The Good News: Policies to Protect and Expand Abortion Access
Reproductive health champions in states across the country have also stepped up this session, introducing more than 100 proactive abortion rights measures so far. These include efforts to add abortion protections to state law, repeal unnecessary abortion restrictions like ultrasound requirements and 24-hour waiting periods, and expand the number of qualified abortion providers — making procedures more readily available to those in need.
We’ve also seen some wins on the proactive front, including:
- The enactment of the Freedom of Reproductive Choice in New Jersey, a historic law included protections for abortion, birth control, and pregnancy care.
- The Affirm Washington Abortion Act in Washington state was recently signed by the governor and would expand the number of eligible medical professionals who can provide abortion and make the language in the state abortion law gender-neutral.
- Vermont’s Reproductive Liberty Amendment, which heads to the ballot in November, and could make Vermont the first state to explicitly enshrine reproductive rights in the state constitution.
- A $15 million allotment for a Reproductive Health Equity Fund in the Oregon budget this year.
- California’s governor recently signed the Abortion Access Act, which cuts costs for abortion care by prohibiting health insurers from charging a copay, deductable or other costs for abortion or abortion services.
- The Colorado Legislature recently passed the Reproductive Health Equity Act, which would codify the protections established by Roe v. Wade into Colorado state law. It will soon be signed by the governor.
Additional States to Watch

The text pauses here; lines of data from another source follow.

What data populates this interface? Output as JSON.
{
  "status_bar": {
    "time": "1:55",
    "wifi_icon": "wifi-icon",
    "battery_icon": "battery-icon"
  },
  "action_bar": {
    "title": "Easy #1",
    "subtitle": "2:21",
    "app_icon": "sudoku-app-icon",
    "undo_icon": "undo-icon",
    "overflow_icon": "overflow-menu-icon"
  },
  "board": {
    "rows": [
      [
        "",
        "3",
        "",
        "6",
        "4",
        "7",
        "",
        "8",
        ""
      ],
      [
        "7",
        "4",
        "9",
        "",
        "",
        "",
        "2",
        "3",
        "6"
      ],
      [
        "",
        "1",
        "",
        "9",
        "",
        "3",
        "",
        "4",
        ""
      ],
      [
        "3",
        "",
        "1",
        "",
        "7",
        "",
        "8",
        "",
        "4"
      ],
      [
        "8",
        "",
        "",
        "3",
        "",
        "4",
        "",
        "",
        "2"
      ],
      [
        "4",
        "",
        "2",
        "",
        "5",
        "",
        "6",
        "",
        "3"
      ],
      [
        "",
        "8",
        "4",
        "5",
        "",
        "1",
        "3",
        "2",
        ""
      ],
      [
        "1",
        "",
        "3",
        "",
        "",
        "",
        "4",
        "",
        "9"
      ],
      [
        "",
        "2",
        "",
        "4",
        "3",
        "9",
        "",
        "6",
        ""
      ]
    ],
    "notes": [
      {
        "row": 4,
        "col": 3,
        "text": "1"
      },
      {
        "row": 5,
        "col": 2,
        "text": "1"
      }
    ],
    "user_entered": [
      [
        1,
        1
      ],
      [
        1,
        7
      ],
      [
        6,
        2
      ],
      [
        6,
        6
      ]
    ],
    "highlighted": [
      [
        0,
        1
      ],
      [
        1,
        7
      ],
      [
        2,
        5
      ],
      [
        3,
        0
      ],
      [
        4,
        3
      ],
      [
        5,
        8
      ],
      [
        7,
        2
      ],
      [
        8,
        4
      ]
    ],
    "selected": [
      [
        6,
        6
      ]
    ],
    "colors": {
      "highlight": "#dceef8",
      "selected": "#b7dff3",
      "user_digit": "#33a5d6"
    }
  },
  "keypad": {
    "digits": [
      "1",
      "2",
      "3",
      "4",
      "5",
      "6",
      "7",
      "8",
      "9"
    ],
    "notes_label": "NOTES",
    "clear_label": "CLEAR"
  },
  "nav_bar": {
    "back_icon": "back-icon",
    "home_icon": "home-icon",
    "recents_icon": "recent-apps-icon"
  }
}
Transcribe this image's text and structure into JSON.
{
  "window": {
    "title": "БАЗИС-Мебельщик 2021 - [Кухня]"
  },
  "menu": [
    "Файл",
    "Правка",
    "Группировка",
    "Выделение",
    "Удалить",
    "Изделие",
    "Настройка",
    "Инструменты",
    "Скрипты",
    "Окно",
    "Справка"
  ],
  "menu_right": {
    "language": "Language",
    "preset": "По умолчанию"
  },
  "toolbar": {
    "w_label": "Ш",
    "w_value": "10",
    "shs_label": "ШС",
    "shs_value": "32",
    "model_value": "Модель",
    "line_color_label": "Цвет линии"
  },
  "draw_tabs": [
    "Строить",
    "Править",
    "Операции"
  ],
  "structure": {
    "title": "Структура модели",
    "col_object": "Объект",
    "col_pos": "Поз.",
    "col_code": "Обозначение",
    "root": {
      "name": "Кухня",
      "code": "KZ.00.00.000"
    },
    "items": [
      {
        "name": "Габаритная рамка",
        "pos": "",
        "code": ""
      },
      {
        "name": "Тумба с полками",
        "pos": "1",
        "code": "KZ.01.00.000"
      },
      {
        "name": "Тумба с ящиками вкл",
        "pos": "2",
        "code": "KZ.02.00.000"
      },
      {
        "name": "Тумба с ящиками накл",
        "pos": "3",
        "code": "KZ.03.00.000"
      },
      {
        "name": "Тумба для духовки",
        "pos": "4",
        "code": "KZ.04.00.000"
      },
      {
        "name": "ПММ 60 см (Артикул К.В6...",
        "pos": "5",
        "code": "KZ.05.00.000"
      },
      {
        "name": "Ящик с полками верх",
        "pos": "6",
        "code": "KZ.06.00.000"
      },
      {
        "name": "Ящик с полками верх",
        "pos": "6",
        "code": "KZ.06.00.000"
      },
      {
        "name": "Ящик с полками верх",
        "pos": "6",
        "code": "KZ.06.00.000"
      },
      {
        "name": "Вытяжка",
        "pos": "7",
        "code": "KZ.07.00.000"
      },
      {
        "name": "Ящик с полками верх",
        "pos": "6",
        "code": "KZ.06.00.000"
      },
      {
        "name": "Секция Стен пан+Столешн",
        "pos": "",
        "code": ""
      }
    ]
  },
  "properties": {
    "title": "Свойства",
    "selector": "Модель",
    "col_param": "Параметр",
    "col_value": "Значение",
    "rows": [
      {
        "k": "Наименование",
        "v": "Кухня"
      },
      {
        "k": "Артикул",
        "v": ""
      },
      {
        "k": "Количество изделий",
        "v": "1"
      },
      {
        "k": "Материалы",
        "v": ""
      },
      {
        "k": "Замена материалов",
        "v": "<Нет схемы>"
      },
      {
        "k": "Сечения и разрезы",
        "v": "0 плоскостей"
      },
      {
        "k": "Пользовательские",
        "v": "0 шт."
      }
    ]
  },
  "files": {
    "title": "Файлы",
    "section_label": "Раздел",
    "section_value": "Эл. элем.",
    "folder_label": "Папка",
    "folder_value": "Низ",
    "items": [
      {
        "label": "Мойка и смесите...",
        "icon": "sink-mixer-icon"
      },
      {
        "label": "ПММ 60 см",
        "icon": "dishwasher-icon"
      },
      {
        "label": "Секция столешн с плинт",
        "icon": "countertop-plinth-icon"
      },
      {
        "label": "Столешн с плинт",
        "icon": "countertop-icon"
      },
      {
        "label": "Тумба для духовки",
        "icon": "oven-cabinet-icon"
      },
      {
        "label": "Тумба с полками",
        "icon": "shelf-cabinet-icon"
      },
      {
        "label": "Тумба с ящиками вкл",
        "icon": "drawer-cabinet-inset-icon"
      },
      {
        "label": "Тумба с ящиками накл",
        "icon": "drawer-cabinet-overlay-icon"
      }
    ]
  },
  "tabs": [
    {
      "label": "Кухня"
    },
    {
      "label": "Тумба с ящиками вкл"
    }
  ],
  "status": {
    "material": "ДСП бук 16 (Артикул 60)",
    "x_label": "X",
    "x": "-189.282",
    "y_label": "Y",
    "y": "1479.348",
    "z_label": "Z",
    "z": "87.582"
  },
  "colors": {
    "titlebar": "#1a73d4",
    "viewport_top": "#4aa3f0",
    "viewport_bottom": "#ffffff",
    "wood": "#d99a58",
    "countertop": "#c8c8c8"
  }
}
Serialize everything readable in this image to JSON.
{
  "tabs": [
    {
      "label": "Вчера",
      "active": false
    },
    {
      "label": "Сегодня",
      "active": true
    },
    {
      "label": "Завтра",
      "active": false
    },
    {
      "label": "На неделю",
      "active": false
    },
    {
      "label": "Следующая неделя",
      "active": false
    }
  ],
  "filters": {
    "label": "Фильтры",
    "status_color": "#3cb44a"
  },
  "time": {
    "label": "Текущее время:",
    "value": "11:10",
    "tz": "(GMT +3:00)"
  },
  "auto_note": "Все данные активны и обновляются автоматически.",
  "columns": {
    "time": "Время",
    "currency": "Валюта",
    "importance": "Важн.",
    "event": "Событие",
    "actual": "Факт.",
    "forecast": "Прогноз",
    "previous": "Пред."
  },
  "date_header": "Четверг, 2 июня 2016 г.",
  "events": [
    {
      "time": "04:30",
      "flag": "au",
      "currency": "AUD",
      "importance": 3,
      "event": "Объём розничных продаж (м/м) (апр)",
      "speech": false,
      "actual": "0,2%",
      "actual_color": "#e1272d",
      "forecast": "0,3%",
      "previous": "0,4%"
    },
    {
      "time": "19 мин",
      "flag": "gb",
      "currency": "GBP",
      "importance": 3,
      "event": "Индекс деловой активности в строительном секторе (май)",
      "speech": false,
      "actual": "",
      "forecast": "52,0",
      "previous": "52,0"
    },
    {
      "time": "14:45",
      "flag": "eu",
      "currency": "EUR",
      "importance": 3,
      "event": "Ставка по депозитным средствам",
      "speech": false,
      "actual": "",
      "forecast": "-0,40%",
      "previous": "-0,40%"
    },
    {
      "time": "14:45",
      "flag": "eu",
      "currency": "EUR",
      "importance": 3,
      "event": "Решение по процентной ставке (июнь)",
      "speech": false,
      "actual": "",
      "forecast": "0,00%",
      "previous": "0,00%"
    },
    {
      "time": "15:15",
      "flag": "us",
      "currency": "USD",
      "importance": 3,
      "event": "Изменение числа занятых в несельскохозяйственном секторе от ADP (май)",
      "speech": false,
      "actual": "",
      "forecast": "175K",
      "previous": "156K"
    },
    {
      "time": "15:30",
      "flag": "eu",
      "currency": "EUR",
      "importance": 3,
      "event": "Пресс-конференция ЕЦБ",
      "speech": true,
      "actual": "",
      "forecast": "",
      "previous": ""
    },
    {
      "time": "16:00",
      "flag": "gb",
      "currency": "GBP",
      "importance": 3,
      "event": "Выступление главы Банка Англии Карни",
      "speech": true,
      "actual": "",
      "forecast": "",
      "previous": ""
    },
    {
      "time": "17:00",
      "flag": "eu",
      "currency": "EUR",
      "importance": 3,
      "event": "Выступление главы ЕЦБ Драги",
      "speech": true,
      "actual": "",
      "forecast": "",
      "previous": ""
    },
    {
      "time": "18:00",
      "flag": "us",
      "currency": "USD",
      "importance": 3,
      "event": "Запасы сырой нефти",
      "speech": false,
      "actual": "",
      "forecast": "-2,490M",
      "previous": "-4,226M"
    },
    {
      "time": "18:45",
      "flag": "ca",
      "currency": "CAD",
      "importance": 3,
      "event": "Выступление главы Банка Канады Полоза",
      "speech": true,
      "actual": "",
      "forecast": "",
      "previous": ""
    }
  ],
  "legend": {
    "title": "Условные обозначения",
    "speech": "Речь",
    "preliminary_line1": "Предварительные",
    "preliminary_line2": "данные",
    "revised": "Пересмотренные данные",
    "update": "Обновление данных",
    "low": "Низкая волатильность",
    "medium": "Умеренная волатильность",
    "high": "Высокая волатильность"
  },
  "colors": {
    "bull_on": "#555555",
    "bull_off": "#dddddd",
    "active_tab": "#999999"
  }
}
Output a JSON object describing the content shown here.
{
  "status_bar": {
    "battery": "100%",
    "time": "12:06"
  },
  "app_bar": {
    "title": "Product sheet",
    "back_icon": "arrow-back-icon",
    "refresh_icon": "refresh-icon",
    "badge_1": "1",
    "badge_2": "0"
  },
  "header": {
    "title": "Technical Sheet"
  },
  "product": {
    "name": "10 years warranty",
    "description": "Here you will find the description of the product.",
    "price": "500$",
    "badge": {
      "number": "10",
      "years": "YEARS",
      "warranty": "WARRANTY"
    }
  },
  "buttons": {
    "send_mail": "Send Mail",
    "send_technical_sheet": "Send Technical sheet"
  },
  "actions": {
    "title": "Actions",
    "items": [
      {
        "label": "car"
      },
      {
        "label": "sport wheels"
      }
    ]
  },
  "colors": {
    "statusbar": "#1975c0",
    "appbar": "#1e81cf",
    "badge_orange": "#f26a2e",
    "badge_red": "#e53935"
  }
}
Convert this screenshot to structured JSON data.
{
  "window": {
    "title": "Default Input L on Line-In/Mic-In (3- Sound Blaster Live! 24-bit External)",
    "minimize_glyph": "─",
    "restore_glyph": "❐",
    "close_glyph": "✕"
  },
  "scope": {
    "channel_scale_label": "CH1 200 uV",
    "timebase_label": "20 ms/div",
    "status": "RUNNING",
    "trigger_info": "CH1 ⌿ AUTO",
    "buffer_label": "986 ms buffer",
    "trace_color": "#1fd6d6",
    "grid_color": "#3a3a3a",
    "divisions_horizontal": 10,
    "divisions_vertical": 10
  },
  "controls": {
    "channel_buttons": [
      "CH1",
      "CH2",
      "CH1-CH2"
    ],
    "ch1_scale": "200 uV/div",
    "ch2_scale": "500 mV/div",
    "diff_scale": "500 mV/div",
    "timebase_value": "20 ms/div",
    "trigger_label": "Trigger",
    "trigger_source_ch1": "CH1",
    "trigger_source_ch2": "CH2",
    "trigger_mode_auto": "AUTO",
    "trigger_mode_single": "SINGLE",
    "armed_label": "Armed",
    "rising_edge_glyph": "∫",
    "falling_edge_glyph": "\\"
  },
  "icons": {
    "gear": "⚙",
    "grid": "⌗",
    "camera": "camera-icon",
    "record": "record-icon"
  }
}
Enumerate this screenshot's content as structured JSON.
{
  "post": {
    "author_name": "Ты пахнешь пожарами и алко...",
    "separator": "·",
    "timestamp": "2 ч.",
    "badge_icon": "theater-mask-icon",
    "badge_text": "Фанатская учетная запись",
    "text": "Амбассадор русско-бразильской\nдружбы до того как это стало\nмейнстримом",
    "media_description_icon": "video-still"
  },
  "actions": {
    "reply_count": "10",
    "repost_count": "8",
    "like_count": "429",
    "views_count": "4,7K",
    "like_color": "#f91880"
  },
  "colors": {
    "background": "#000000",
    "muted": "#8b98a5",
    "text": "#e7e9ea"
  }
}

- Connecticut and Delaware, where legislation to expand the number of providers authorized to provide abortion has been introduced;
- Hawaii, where lawmakers are working to strengthen protections for abortion in state law; and
- Maryland, where legislators are advancing a constitutional amendment that would enshrine the right to abortion in the state constitution.
Get Involved In Your State
Local Planned Parenthood advocacy and political organizations are fighting to defend reproductive rights in states across the country.